From the entries below, copy every line that holds the word "icon".

### [SOURCE INFORMATION]
◆ ◆ ◆ ◆ ◆ ◆ ◆

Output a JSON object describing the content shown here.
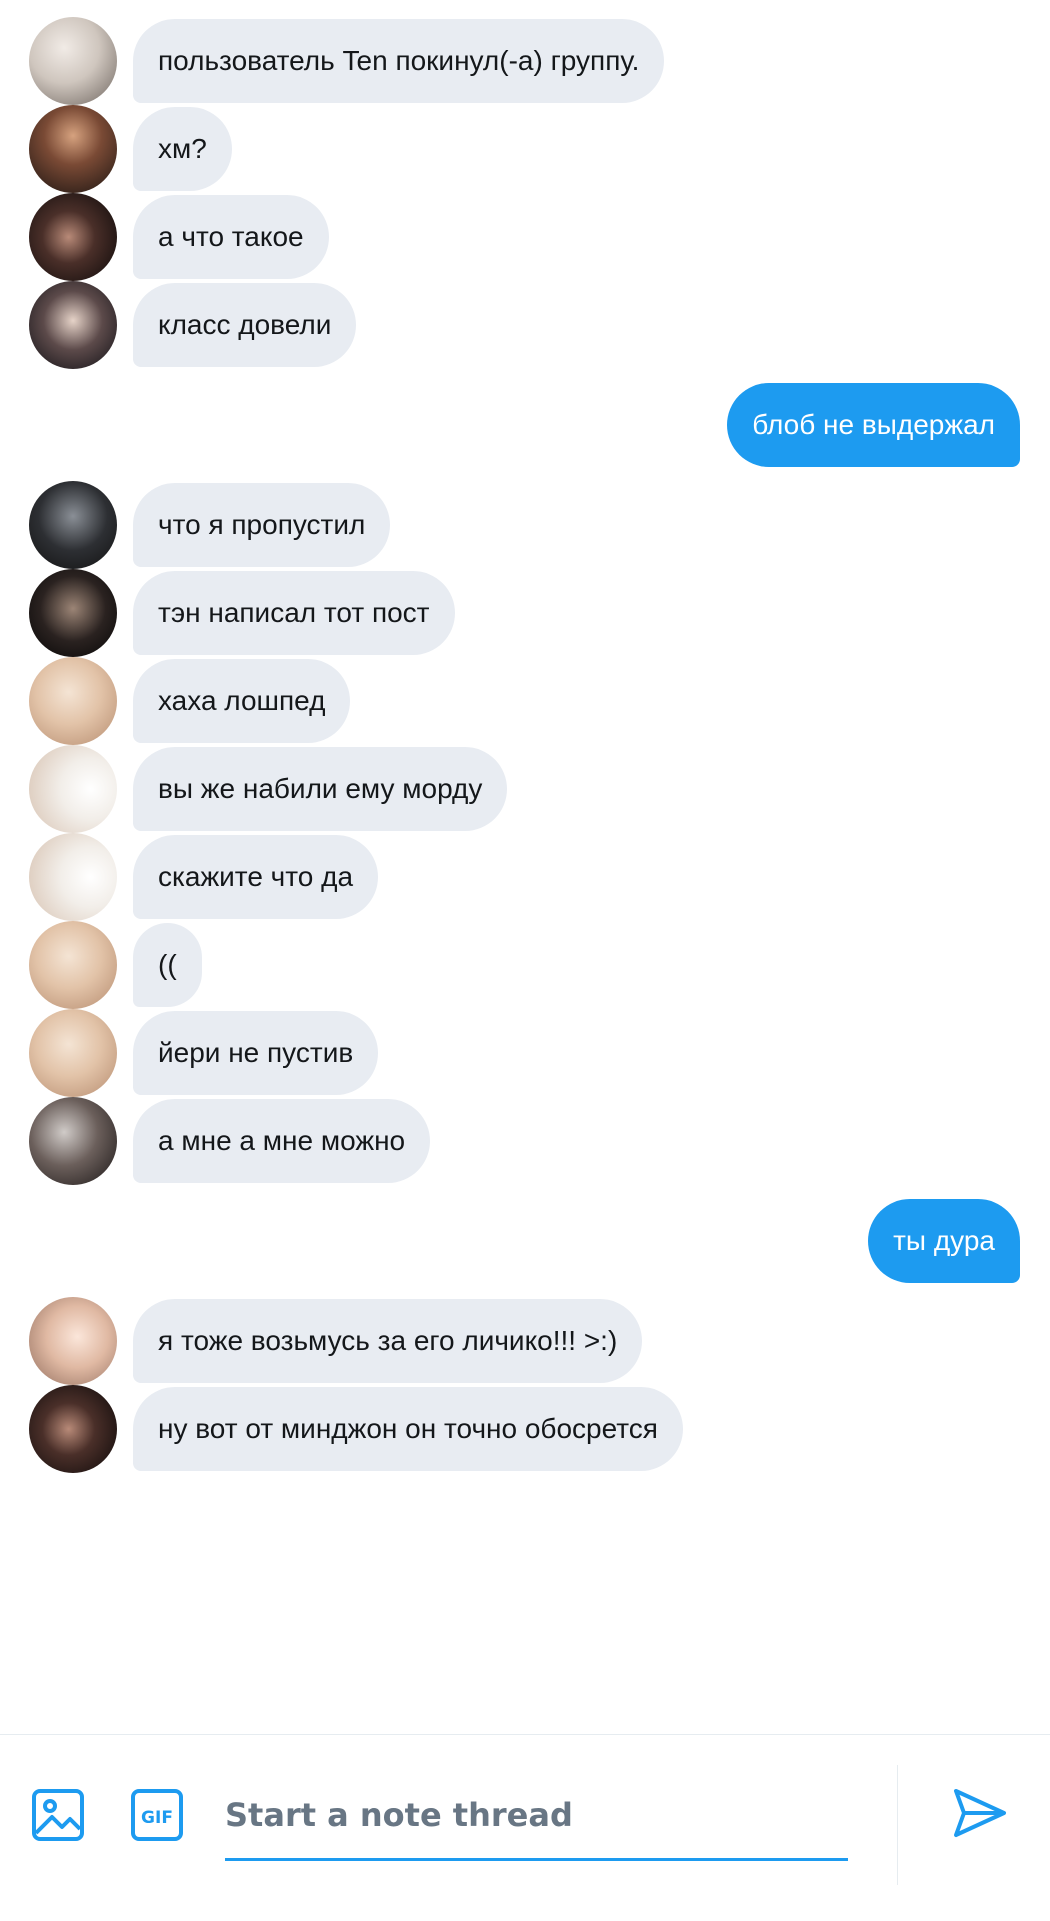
{
  "colors": {
    "accent": "#1d9bf0",
    "incoming_bubble": "#e8ecf2",
    "placeholder": "#687684"
  },
  "messages": [
    {
      "direction": "in",
      "text": "пользователь Ten покинул(-а) группу.",
      "avatar": "avatar-1"
    },
    {
      "direction": "in",
      "text": "хм?",
      "avatar": "avatar-2"
    },
    {
      "direction": "in",
      "text": "а что такое",
      "avatar": "avatar-3"
    },
    {
      "direction": "in",
      "text": "класс довели",
      "avatar": "avatar-4"
    },
    {
      "direction": "out",
      "text": "блоб не выдержал"
    },
    {
      "direction": "in",
      "text": "что я пропустил",
      "avatar": "avatar-5"
    },
    {
      "direction": "in",
      "text": "тэн написал тот пост",
      "avatar": "avatar-6"
    },
    {
      "direction": "in",
      "text": "хаха лошпед",
      "avatar": "avatar-7"
    },
    {
      "direction": "in",
      "text": "вы же набили ему морду",
      "avatar": "avatar-8"
    },
    {
      "direction": "in",
      "text": "скажите что да",
      "avatar": "avatar-8"
    },
    {
      "direction": "in",
      "text": "((",
      "avatar": "avatar-7"
    },
    {
      "direction": "in",
      "text": "йери не пустив",
      "avatar": "avatar-7"
    },
    {
      "direction": "in",
      "text": "а мне а мне можно",
      "avatar": "avatar-9"
    },
    {
      "direction": "out",
      "text": "ты дура"
    },
    {
      "direction": "in",
      "text": "я тоже возьмусь за его личико!!! >:)",
      "avatar": "avatar-10"
    },
    {
      "direction": "in",
      "text": "ну вот от минджон он точно обосрется",
      "avatar": "avatar-3"
    }
  ],
  "composer": {
    "image_icon": "image-icon",
    "gif_icon": "gif-icon",
    "gif_label": "GIF",
    "placeholder": "Start a note thread",
    "value": "",
    "send_icon": "send-icon"
  }
}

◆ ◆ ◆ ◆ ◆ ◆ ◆

### [WRITTEN RESPONSE]
    "image_icon": "image-icon",
    "gif_icon": "gif-icon",
    "send_icon": "send-icon"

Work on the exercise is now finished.